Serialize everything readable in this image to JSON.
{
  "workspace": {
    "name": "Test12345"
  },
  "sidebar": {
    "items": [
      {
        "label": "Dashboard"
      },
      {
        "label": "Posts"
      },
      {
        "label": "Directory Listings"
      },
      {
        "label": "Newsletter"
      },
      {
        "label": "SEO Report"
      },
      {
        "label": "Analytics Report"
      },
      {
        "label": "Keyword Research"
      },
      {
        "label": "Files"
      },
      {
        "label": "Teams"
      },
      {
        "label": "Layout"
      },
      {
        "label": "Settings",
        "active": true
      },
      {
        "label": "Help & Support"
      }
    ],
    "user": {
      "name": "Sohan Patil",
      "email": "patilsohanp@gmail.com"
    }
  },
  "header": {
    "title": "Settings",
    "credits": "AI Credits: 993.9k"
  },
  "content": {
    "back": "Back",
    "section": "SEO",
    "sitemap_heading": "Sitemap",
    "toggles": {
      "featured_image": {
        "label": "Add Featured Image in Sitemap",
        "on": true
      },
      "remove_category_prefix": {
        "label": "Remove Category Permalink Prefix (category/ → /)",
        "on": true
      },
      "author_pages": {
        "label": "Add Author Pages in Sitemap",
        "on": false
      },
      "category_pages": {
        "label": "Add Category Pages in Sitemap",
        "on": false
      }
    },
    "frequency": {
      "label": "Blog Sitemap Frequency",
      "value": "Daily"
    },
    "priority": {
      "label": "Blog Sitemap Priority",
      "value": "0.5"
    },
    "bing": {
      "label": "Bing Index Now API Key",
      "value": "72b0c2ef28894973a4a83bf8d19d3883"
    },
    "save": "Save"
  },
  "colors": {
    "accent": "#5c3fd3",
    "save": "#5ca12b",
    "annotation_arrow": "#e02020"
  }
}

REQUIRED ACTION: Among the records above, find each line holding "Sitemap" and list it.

EXERCISE OUTPUT:
    "sitemap_heading": "Sitemap",
        "label": "Add Featured Image in Sitemap",
        "label": "Add Author Pages in Sitemap",
        "label": "Add Category Pages in Sitemap",
      "label": "Blog Sitemap Frequency",
      "label": "Blog Sitemap Priority",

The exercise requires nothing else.